He’s used that same scheme in two other battles without having to re-use any of those end rhymes. It takes an immense amount of talent to write like that. But while those skills are impressive in the acapella battle format, do they translate well to recorded material?
Enter “Bad Information,” the new LP from Flight Distance, a group that consists of Bender, his partner-in-rhyme Patience, and DJ Calkutta. It’s got a grimy, pre-apocalyptic feel to itâ€”the main theme of the production (all of which are provided by Crakk Moses) is lo-fi basement-level boom-bap that make the whole album sound like the soundtrack to a kidnapping. The lyrical content is, at turns, political (“info-pop_outbreak” and “When the Satellites Fall”), introspective (“My Bloody Valentine” and “Full Circle”) and raucous (“Frank Stallone” and “Blanket Party”), and the duo works very well whether they’re spitting 16s or trading bars a la “Blanket Party,” one of the strongest cuts from the album.
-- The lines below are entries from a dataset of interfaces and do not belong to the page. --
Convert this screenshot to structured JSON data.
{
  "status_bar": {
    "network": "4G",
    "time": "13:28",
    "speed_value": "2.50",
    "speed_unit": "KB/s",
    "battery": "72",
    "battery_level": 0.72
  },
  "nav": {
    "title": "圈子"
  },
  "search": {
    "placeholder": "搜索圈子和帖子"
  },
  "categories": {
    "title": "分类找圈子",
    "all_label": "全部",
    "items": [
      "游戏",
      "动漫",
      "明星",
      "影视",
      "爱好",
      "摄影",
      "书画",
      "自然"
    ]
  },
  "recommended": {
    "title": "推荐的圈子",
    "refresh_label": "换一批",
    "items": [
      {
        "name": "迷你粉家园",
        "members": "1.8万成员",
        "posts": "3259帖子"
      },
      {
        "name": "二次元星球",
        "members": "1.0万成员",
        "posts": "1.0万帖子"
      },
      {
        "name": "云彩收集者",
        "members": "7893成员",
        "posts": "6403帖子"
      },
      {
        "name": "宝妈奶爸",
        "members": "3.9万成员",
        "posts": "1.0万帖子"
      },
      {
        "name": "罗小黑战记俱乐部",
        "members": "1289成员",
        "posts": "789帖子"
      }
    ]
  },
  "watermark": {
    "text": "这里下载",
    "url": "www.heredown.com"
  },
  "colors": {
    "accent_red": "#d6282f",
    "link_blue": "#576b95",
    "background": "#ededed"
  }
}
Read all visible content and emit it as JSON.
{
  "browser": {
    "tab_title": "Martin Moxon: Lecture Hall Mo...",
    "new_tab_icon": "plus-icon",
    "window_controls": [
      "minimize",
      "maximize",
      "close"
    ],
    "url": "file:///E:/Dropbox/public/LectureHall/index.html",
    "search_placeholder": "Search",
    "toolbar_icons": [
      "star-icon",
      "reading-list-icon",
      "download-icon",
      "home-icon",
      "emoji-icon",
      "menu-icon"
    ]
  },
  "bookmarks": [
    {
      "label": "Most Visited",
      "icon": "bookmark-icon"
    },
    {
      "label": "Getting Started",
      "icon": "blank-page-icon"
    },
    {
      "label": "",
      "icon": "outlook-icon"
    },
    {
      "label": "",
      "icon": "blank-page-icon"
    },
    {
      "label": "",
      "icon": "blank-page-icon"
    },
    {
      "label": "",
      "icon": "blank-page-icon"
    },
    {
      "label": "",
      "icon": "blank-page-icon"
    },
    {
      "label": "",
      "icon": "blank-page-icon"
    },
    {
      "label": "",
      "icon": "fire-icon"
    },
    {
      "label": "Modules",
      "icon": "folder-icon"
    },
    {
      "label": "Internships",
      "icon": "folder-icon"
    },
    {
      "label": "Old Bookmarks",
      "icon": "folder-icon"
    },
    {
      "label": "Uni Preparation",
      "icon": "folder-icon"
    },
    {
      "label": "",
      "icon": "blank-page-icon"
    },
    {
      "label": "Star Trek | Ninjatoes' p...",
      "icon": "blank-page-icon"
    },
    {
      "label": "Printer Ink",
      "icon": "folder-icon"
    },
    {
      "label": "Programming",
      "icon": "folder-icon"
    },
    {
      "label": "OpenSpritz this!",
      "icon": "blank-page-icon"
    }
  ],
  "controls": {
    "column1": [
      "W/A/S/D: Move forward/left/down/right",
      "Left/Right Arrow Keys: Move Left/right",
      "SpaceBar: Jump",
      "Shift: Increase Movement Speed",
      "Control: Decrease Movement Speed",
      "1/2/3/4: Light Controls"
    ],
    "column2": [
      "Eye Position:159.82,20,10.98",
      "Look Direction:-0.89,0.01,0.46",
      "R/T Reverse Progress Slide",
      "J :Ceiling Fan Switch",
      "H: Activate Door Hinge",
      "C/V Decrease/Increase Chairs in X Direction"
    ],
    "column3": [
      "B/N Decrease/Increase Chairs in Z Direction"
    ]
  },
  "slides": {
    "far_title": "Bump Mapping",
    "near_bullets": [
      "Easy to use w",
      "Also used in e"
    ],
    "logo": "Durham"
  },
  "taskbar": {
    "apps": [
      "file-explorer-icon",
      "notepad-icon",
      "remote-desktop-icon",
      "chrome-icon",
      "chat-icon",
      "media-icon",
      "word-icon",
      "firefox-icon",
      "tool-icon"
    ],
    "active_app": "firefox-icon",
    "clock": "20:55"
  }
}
However, the problem with this song (and a couple of other selections) is the mastering: whether or not the lo-fi sound is intentional, it occasionally allows for the production to overpower the vocals. The same could be said for “info-pop_outbreak” or “Can’t Sleep When I’m Sober,” and it becomes extremely frustrating when listening to two writers as dope as Patience and Bender, both of whom are some of the sharpest lyricists in Hip-Hop today. The latter hits the mark best on “Can’t Sleep When I’m Sober,” where he rips through an eerie instrumental; Patience hits peak form on this one.
They also bring in some equally capable guests, including Typical Cats’ Qwel, Brown Bag All-Star Soul Khan, and Escrol, who murders both of his co-starring slots on this album, including his showstopping verse on “Stephen Hawking.”
The album’s production is strong for most of the record: Crack Moses is more than capable at handling a full LP (an ability that seems even rarer in today’s ten-tracks-ten-producers world of Hip-Hop). He shines particularly on “Full Circle” and “When the Satellites Fall,” where he peppers a dusty drum loop with bluesy guitar licks. “Blanket Party” also carries a backdrop that sounds as grimy as a worm writhing through thick mud after a thunderstorm. However, it does fall flat in a couple of places: “My Bloody Valentine” rehashes the same Jackson 5 sample from Ghostface’s “The Hilton,” though not quite as effectively; and the drums on “No Sweet Tooth” are a bit grating.
Flight Distance’s “Bad Information” is certainly one of the best-written releases of 2011. Though the sounds that back it aren’t always top notch, Patience and Bender are extremely adept at holding their weight and impressing with their penmanship. It’s a throwback to when the focus was on making grimy boom-bap infused records, and though that aesthetic is at times the downfall of this album, it certainly makes for an interesting listen.